Work instructions:
All lines from the entries below that contain the string "data" should be copied out.
************
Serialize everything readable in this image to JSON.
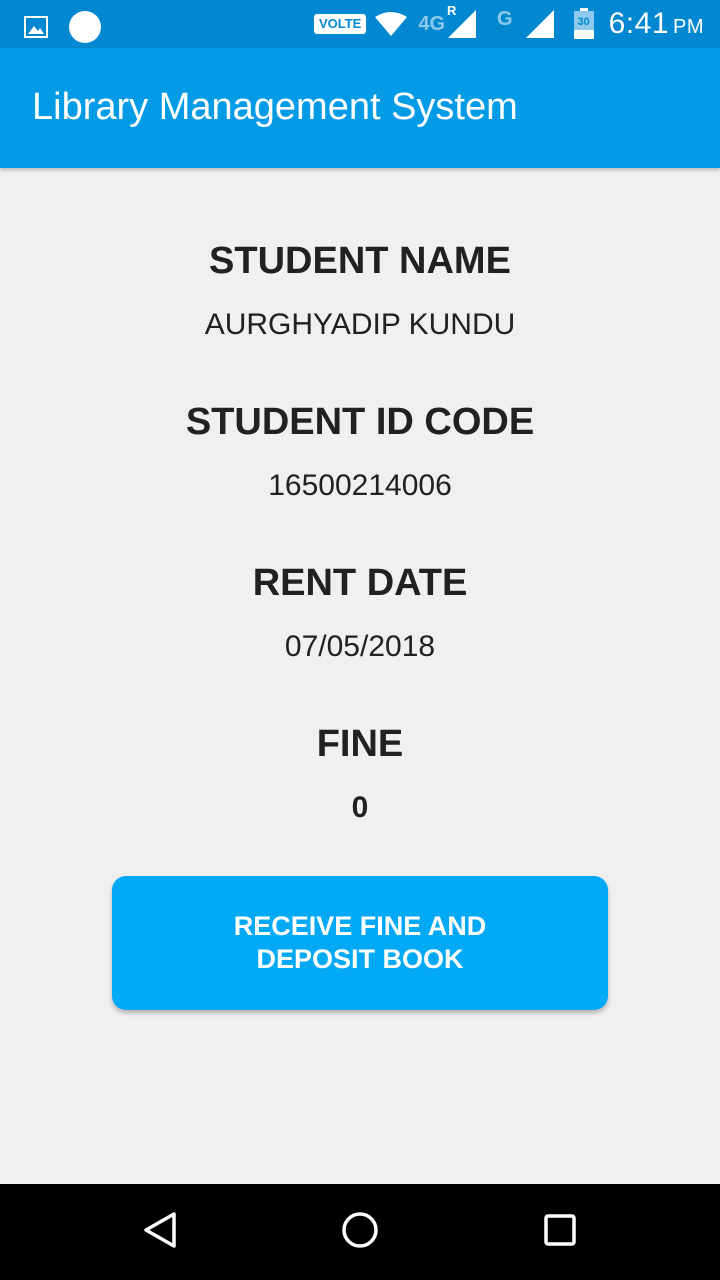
{
  "status_bar": {
    "volte": "VOLTE",
    "net_4g": "4G",
    "roaming": "R",
    "net_g": "G",
    "battery": "30",
    "time": "6:41",
    "ampm": "PM",
    "icons": [
      "gallery-icon",
      "circle-icon",
      "wifi-icon",
      "signal-icon",
      "battery-icon"
    ]
  },
  "app_bar": {
    "title": "Library Management System"
  },
  "details": {
    "student_name_label": "STUDENT NAME",
    "student_name_value": "AURGHYADIP KUNDU",
    "student_id_label": "STUDENT ID CODE",
    "student_id_value": "16500214006",
    "rent_date_label": "RENT DATE",
    "rent_date_value": "07/05/2018",
    "fine_label": "FINE",
    "fine_value": "0"
  },
  "action": {
    "button_label": "RECEIVE FINE AND DEPOSIT BOOK"
  },
  "nav_bar": {
    "icons": [
      "back-icon",
      "home-icon",
      "recents-icon"
    ]
  },
  "colors": {
    "status_bar": "#0288d1",
    "app_bar": "#039be5",
    "button": "#03a9f4",
    "background": "#f0f0f0"
  }
}
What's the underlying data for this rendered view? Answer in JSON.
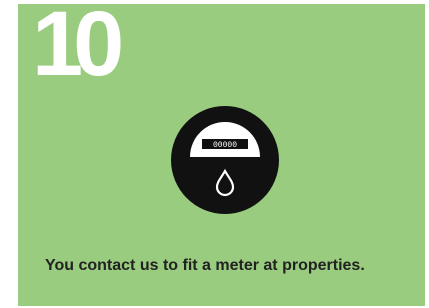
{
  "card": {
    "step_number": "10",
    "caption": "You contact us to fit a meter at properties.",
    "background_color": "#99cc7f"
  },
  "meter_icon": {
    "icon": "water-meter-icon",
    "dial_reading": "00000"
  }
}
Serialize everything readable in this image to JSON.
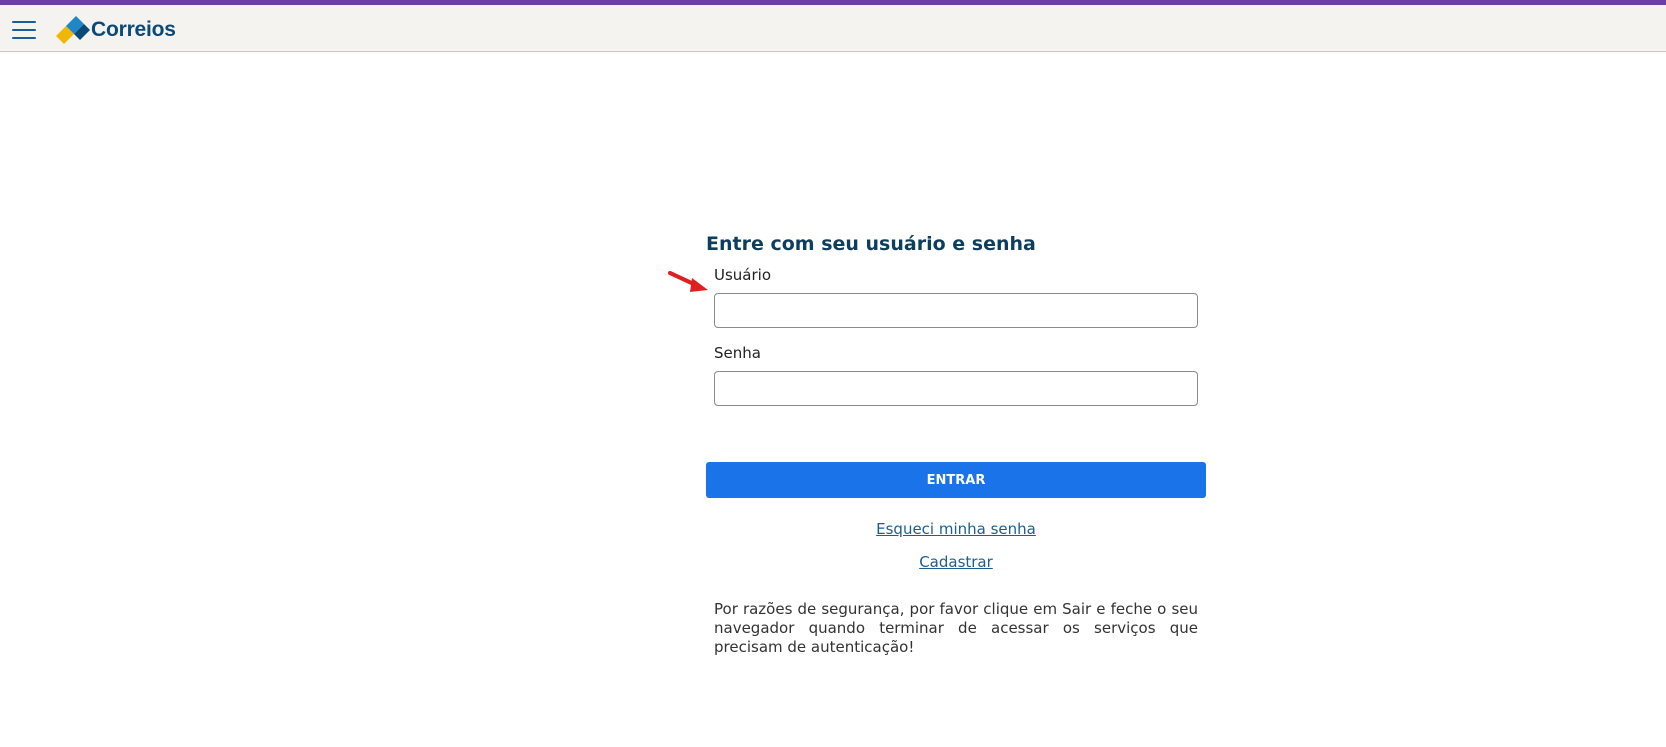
{
  "header": {
    "brand_name": "Correios",
    "accent_color": "#6a3fa8",
    "header_bg": "#f4f3f0"
  },
  "login": {
    "title": "Entre com seu usuário e senha",
    "username_label": "Usuário",
    "username_value": "",
    "password_label": "Senha",
    "password_value": "",
    "submit_label": "ENTRAR",
    "forgot_link": "Esqueci minha senha",
    "register_link": "Cadastrar",
    "security_notice": "Por razões de segurança, por favor clique em Sair e feche o seu navegador quando terminar de acessar os serviços que precisam de autenticação!",
    "button_color": "#1a73e8"
  },
  "icons": {
    "menu": "hamburger-menu-icon",
    "logo": "correios-logo-icon",
    "annotation": "red-arrow-icon"
  }
}
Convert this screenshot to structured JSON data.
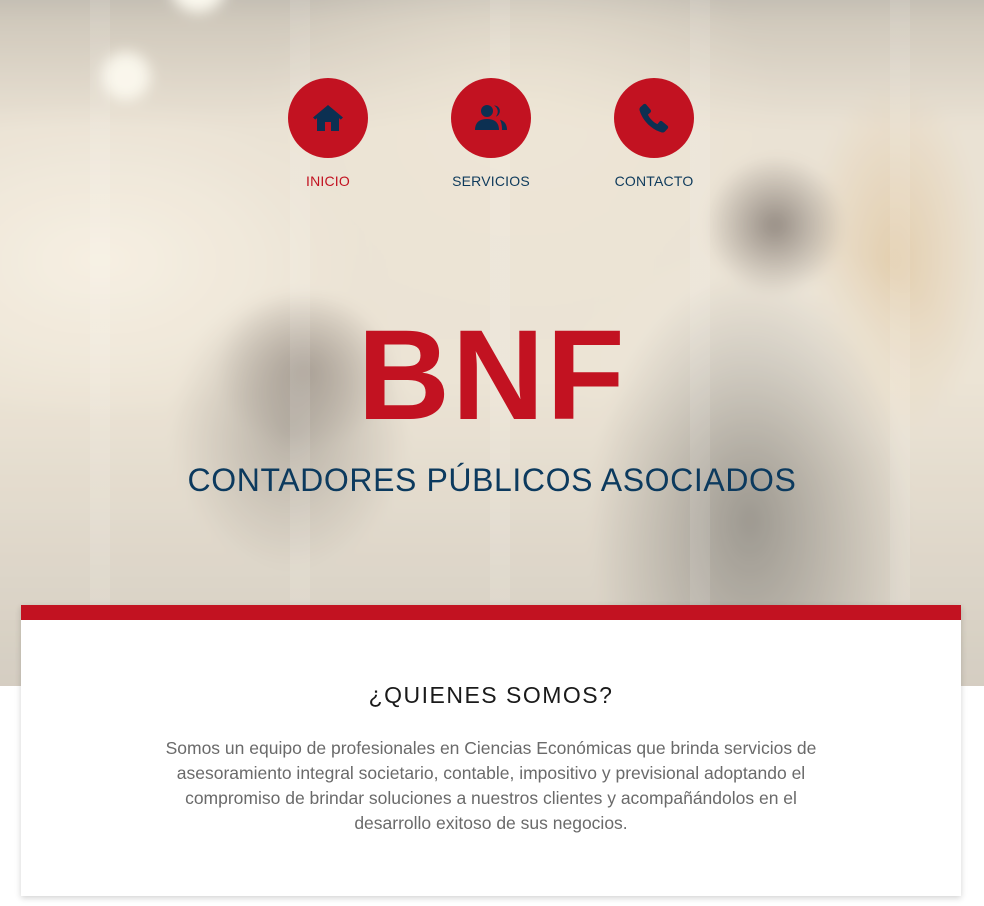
{
  "nav": {
    "items": [
      {
        "label": "INICIO",
        "icon": "home-icon",
        "active": true
      },
      {
        "label": "SERVICIOS",
        "icon": "users-icon",
        "active": false
      },
      {
        "label": "CONTACTO",
        "icon": "phone-icon",
        "active": false
      }
    ]
  },
  "hero": {
    "title": "BNF",
    "subtitle": "CONTADORES PÚBLICOS ASOCIADOS"
  },
  "about": {
    "title": "¿QUIENES SOMOS?",
    "text": "Somos un equipo de profesionales en Ciencias Económicas que brinda servicios de asesoramiento integral societario, contable, impositivo y previsional adoptando el compromiso de brindar soluciones a nuestros clientes y acompañándolos en el desarrollo exitoso de sus negocios."
  },
  "colors": {
    "accent_red": "#c21221",
    "navy": "#0c3a5e",
    "card_background": "#ffffff",
    "body_text": "#6a6a6a"
  }
}
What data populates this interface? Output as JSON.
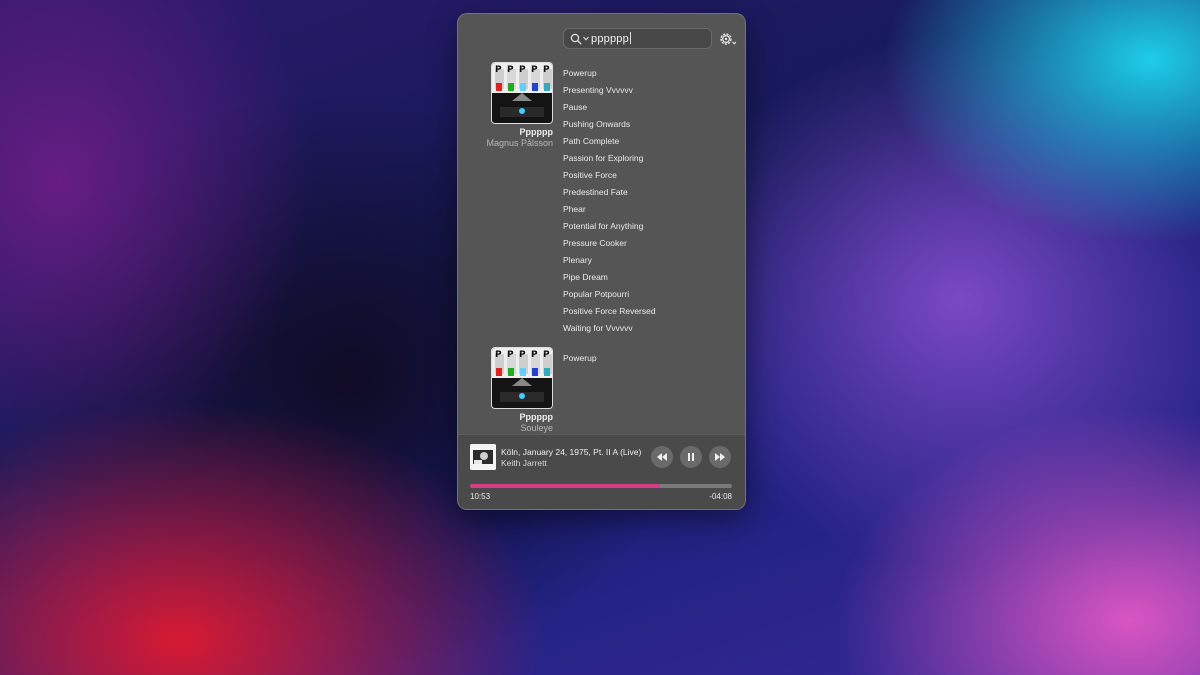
{
  "search": {
    "query": "pppppp"
  },
  "albums": [
    {
      "title": "Pppppp",
      "artist": "Magnus Pålsson",
      "tracks": [
        "Powerup",
        "Presenting Vvvvvv",
        "Pause",
        "Pushing Onwards",
        "Path Complete",
        "Passion for Exploring",
        "Positive Force",
        "Predestined Fate",
        "Phear",
        "Potential for Anything",
        "Pressure Cooker",
        "Plenary",
        "Pipe Dream",
        "Popular Potpourri",
        "Positive Force Reversed",
        "Waiting for Vvvvvv"
      ]
    },
    {
      "title": "Pppppp",
      "artist": "Souleye",
      "tracks": [
        "Powerup"
      ]
    }
  ],
  "now_playing": {
    "title": "Köln, January 24, 1975, Pt. II A (Live)",
    "artist": "Keith Jarrett",
    "elapsed": "10:53",
    "remaining": "-04:08",
    "progress": 0.727
  },
  "colors": {
    "accent": "#d93a86",
    "panel": "#555555"
  },
  "icons": {
    "search": "search-icon",
    "settings": "gear-icon",
    "prev": "rewind-icon",
    "pause": "pause-icon",
    "next": "fast-forward-icon"
  }
}
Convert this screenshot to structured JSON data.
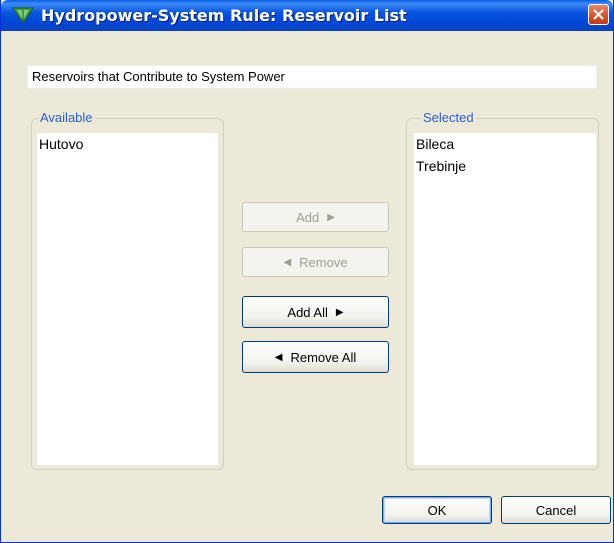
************
Answer area:
What's the underlying data for this rendered view? Answer in JSON.
Convert this screenshot to structured JSON data.
What data populates this interface? Output as JSON.
Convert this screenshot to structured JSON data.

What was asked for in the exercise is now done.